The Inside Edge
If you are thinking about doing some major renovations in your home that require a sledgehammer and a party wall, then it might be wise to know a little bit about the Party Wall Act and the legislation that determines what you can and can’t do within your home.
The Party Wall Act 1996 actually came into force in 1997 and comes into effect if somebody is planning on completing works on a relevant structure. The term ‘party wall’ doesn’t always mean the wall between two semi-detached properties. It covers the following instances:
A wall forming part of only one building but which is on the boundary line between two (or more) properties.
A wall which is common to two (or more) properties, this includes where someone built a wall and a neighbour subsequent built something butting up to it.
A garden wall, where the wall is astride the boundary line (or butts up against it) and is used to separate the properties but is not part of any building.
Floors and ceilings of flats etc.
Excavation near to a neighbouring property.
As with any DIY or major projects that might affect your neighbours, the polite thing to do is to let them know what you plan to do in the hope of reaching a friendly and amicable agreement. Resorting to mentioning or enforcing the law should be the last thing on your mind in the early stages of planning. Even if the work requires a notice to be served, it’s always best to informally discuss what you intend to do and to consider any comments or reservations your neighbours might have. Friendly discussions at this stage might cause you to rethink your plans and amend them before serving a notice.
What party wall works don’t need permission?
There are many minor works that can be carried out to party walls without any notice being served or permission being granted. Typically, this type of work includes:
Putting up shelves and wall units
Electrical rewiring works
What party wall works do need permission?
The Party Wall Act was enforced to ensure that all work that might have an effect on the structural support and strength of a party wall or that might cause damage to a neighbouring property, be notified. A good rule of thumb if you are not sure what effect works might have is to seek advice from your local Building Control Office or a professional architect or surveyor.
You must serve a notice if you plan to carry out any of the following works:
To demolish and/or rebuild a party wall
To increase the height or thickness of a party wall
Insertion of a damp proof coarse (either chemical injection or a physical dpc)
Cutting into the party wall to take load bearing beams
Underpinning a party wall
Excavations within 3 metres of a neighbouring building where the excavation will go below the bottom of the foundations of the neighbouring building
Excavations within 6 metres of a neighbouring building where the excavation will go below a line drawn 45° downwards from the bottom of the foundations of the neighbouring building
Serving a Notice
Once you are sure that the work you intend to carry out falls under the Party Wall Act, it’s time to arrange a notice to be served.
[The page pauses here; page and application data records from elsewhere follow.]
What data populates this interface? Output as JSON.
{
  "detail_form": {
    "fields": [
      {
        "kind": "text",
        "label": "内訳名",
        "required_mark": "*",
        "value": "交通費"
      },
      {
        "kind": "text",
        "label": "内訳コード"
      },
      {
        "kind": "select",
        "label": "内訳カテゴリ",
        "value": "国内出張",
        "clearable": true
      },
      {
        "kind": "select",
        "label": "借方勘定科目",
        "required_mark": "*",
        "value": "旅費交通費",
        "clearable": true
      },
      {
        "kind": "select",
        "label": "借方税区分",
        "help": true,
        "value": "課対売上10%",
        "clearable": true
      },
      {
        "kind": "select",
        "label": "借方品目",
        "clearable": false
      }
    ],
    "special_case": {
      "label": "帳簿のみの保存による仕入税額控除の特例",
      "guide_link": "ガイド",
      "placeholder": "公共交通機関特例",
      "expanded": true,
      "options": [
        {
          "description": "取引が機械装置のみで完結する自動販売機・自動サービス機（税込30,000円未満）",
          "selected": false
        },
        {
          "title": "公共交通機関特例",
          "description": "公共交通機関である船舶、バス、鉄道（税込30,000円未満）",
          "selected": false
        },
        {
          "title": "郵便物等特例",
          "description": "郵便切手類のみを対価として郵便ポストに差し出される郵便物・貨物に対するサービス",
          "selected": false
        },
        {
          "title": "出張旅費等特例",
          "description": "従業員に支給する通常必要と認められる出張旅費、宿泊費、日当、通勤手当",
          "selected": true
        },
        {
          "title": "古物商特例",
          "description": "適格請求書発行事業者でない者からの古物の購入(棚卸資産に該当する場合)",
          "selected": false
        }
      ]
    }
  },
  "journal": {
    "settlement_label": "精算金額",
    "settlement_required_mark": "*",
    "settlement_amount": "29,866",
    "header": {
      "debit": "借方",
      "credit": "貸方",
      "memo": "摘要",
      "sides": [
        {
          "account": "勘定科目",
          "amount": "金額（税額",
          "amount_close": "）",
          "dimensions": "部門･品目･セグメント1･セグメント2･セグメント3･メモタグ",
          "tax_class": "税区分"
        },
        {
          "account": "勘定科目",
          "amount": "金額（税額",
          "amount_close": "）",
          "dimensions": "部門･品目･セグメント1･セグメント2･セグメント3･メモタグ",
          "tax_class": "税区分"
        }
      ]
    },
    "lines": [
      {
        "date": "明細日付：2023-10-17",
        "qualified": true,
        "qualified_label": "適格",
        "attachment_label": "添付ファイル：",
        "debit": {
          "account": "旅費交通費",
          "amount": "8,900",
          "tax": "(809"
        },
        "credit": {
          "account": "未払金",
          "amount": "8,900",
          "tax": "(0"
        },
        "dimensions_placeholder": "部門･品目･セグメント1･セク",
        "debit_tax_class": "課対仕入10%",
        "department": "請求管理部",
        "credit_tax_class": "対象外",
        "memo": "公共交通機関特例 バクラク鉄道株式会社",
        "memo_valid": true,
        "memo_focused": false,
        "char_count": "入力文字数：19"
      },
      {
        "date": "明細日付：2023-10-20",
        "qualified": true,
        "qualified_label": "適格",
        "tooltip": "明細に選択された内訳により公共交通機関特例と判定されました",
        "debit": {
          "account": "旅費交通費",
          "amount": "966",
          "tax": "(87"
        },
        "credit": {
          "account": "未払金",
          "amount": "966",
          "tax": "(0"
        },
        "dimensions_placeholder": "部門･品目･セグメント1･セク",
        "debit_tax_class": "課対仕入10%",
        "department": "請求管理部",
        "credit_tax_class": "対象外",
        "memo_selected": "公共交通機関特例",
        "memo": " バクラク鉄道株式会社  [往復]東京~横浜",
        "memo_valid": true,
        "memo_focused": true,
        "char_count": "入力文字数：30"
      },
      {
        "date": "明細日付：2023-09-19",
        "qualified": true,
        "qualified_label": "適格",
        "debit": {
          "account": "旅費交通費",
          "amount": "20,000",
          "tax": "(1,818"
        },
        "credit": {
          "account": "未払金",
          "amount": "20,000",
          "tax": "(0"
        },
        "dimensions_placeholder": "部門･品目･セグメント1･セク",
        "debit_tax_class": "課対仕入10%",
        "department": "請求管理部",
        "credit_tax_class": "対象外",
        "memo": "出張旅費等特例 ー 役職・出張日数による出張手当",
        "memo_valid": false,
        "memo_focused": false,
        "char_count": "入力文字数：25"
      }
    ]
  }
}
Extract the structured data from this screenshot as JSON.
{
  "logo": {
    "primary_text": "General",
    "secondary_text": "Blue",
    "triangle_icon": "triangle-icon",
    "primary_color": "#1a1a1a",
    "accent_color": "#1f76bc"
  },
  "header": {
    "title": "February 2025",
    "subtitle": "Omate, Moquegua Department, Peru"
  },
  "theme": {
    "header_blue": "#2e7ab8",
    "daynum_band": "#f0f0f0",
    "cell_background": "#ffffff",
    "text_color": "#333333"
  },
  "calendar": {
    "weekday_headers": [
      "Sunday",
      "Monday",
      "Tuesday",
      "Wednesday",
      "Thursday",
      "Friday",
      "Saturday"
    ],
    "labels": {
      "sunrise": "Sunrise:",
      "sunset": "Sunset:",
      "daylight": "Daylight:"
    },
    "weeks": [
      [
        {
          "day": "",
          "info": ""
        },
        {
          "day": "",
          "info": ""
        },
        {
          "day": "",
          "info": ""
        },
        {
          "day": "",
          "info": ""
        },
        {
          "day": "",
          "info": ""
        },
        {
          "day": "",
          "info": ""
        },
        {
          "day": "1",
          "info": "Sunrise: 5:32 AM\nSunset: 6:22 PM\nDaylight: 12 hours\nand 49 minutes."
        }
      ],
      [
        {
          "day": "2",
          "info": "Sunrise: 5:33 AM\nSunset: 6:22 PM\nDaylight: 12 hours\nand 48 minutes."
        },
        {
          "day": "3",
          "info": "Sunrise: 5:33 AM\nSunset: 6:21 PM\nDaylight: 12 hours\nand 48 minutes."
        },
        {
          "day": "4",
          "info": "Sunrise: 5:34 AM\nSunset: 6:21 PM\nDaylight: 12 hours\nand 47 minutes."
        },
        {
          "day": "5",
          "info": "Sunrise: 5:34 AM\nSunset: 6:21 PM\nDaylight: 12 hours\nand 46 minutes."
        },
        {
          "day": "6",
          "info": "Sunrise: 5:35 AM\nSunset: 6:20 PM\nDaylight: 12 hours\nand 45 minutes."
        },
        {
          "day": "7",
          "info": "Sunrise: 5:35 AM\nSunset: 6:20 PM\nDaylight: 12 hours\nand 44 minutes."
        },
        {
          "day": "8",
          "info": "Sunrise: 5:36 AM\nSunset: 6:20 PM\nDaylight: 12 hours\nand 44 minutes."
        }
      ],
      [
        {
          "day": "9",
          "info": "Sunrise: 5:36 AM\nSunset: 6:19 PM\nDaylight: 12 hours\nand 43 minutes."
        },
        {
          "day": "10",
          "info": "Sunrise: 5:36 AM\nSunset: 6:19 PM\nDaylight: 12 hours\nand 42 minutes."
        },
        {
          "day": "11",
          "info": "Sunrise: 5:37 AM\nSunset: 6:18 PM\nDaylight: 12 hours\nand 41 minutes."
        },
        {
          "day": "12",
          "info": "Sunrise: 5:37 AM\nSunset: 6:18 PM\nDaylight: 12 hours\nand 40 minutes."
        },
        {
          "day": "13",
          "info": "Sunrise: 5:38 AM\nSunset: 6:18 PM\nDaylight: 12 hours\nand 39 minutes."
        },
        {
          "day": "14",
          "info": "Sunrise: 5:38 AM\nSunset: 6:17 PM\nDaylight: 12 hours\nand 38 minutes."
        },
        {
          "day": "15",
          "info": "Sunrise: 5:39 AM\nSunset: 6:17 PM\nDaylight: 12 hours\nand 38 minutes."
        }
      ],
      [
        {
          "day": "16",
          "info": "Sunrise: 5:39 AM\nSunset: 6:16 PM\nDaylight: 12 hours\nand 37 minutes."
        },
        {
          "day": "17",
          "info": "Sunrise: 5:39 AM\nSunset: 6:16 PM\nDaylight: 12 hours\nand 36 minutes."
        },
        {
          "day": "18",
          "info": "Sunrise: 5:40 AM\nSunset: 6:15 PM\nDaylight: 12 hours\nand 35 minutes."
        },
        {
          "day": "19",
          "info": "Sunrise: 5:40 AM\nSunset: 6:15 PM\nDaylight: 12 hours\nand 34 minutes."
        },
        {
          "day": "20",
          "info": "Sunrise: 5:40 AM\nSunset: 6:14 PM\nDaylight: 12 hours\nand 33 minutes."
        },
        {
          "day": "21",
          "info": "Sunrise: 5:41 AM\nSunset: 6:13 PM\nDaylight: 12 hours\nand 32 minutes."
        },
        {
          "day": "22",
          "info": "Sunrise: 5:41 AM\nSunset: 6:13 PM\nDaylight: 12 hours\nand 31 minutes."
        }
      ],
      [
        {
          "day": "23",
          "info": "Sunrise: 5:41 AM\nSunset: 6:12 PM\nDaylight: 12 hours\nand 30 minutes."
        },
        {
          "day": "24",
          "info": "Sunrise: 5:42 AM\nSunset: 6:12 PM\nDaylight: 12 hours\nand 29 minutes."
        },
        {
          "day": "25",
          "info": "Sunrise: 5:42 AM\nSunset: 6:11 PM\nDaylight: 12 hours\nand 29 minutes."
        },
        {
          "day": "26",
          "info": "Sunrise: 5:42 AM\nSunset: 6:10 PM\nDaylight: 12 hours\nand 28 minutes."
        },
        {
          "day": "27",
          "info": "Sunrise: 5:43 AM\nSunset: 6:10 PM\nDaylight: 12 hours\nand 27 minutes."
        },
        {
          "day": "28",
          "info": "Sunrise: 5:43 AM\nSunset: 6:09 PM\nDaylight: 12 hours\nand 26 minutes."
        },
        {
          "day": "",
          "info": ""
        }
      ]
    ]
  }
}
This must be issued to all affected neighbouring parties. The notice must include the following information:
The owners of the property undertaking the work
The address of the property
The names of all the owners of the adjoining property
A description of the proposed work, usually a single line giving a brief description
The proposed start date for the work
A clear statement that the notice is being served under The Party Wall etc Act 1996
The date the notice is being served
If the notice is for excavation work, then a drawing showing the position and depth of the excavation must be included
The process of serving a notice under the Party Wall Act is as follows:
The person intending to complete the works must serve a written notice on the neighbours or owners of the adjoining property no less than two month before the intended work is due to comments. All neighbouring parties must be informed. Each neighbouring party then has 14 days to respond in writing giving consent or showing dissent – if a party chooses to do nothing within 14 days then the notice will be automatically put into dispute. No work may commence until all neighbouring parties have agreed in writing.
So, if you’re planning on knocking down a party wall or arranging underpinning, you’ll need to consider the Party Wall Act and everything it contains. Being on side with your neighbours is going to help a great deal with the notice process and will hopefully help you to achieve project completion with no problems.